First, let me apologize for not writing last week. My official excuse is that I had a lot of homework, but also there was this whole thing where not much was going on. Sometimes that happens when you’ve been in a place for 6 months.
The one piece of exciting news from last week was our trip to the mall. If you have ever met me, you know that I don’t usually spend much time at malls. I usually find them to be evil, soul-sucking places. But this mall has THE ONLY ESCALATOR IN ALL OF TAJIKISTAN. Excitement, no? So we went and rode the escalator. And watched people ride the escalator for a while. When there is only one escalator in an entire country, sometimes people are not so good at riding it.
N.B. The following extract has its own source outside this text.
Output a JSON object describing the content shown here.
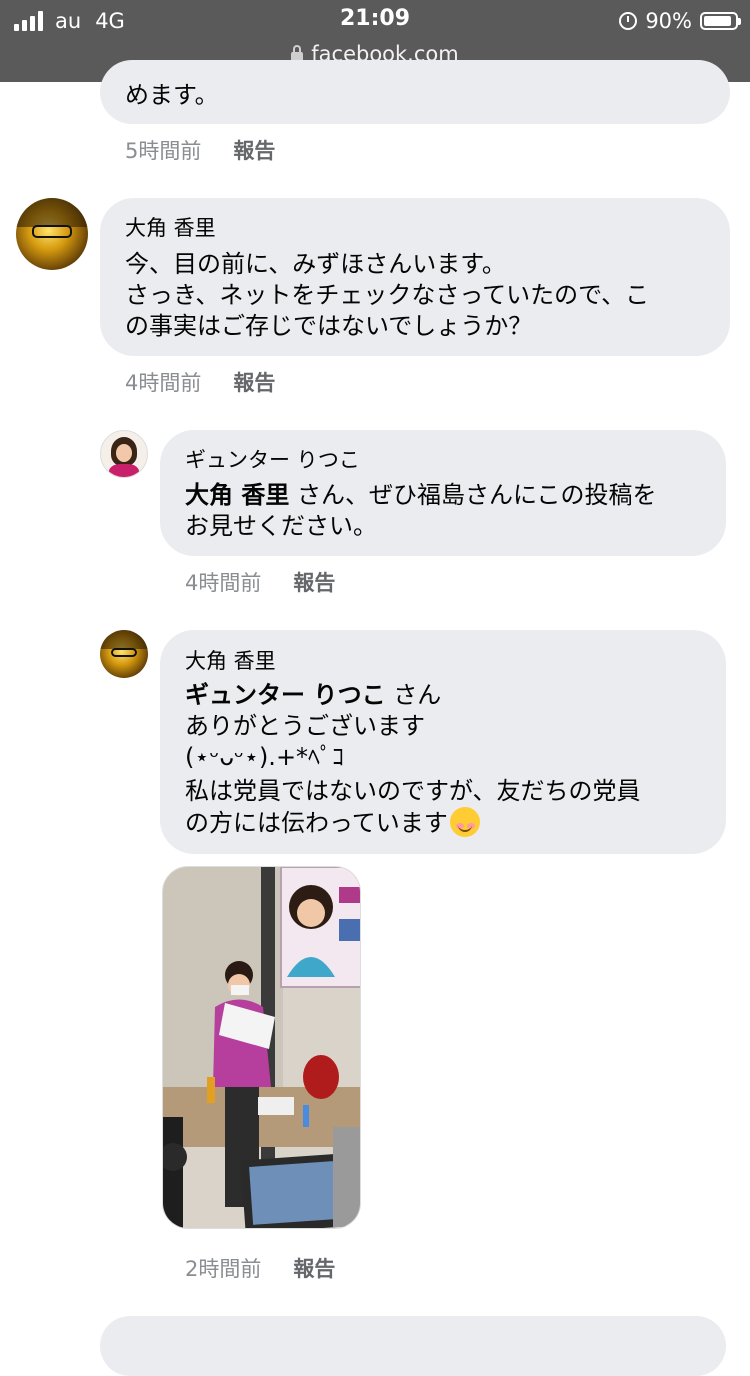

This weekend is a three day weekend. We have today off for U.S. President’s day. And so we were determined to find interesting things to do. And we did manage to create one bit of excitement- we went to see a 5-D film!
Now, maybe you are thinking “Amanda, you are confused. Movies only come in 3 dimensions.” But not in Tajikistan. In Tajikistan they come in 5! They also only last about 10 minutes. Joey and I saw one about an amusement park. We were on the roller-coaster.
When not inventing these outrageous “adventures” we satisfy ourselves with the routine offerings of Dushanbe. Which are actually pretty decent. For example, a new Iranian restaurant opened last semester, and is a great place to spend hours on end. It is also a nice break from Osh. Delicious kabobs, Iranian specialties, tea, and a place where everyone speaks in an Iranian accent.
I also genuinely like my routine at home. In particular, I enjoy the mornings: we usually have oatmeal and chestnuts for breakfast, and watch crazy music videos. I am not an expert on pop culture or fashion: I have been wearing the same pair of Gap jeans for 4 years. When the wear out, I buy the exact same pair again. But I very much enjoy trying to figure out pop culture phenomena. Particularly in Tajikistan, where it is delightfully mixed up.
I’ve mentioned before how Tajikistan is this conglomeration of different cultural influences. Nowhere is this more apparent than in the music videos that my host siblings enjoy. Uzbek videos are very popular in my house, since a.) my host family understands Uzbek and b.) there seem to be much more of them then Tajik music videos, which makes sense since Uzbekistan’s population is 4X larger than Tajikistan’s.
Here is an Uzbek music video I very much enjoy, mostly because of the singer’s awesome dance moves.
On occasion, we watch Iranian music videos. Everyone likes Arash, the Swedish-Iranian megastar, and also this guy who sings a song about how awesome Iran’s soccer team is. There are a few notable Tajiki-language pop stars, the most famous of whom is probably Jonibek. And then there is this guy, a Tajik guest-worker who became famous in Russia for being able to sing both male and female parts of a Bollywood song:
Bollywood music in general is pretty popular: I told my host family that I was going to India for the summer (more on that in a minute), and so yesterday morning we spent a significant period of time watch Shah Rukh Khan clips. My host baby calls him “Shoo Roo!”
Ok so yes, the other exciting news from this week is that I’ll be spending the summer in Lucknow, studying Urdu through a Critical Language Scholarship. (Don’t worry, I’ll continue studying Persian for a long time.) I’ll come home for about a month-ish starting the 10th of May, before heading over there. Sometimes I forget how incredibly awesome my life is, but finding out about this was a nice reminder. Other cool reminder: I’m currently writing an essay on irrigation methods in the Samanid empire… in Persian! Ahh!
Before I leave you with a poem, here is a fun picture of Tajikistan’s president, in honor of President’s in the U.S. day. The text says “Rogun: Koh-e Noor of Tajikistan.” (For those unaware, Koh-e Noor literally means “Mountain of Light” in Persian). Rogun is a dam in Tajikistan that has been under construction since… 1976. It is a major cause of tension with Uzbekistan. It also has very little in common with a giant diamond.
Here’s a quote by Sanai. We’ve been reading in poetry in Dari class lately, and I’ve become fond of him:
“When the path ignites a soul,
there’s no remaining in place.
The foot touches ground,
but not for long.”
تا دوشنبه آینده،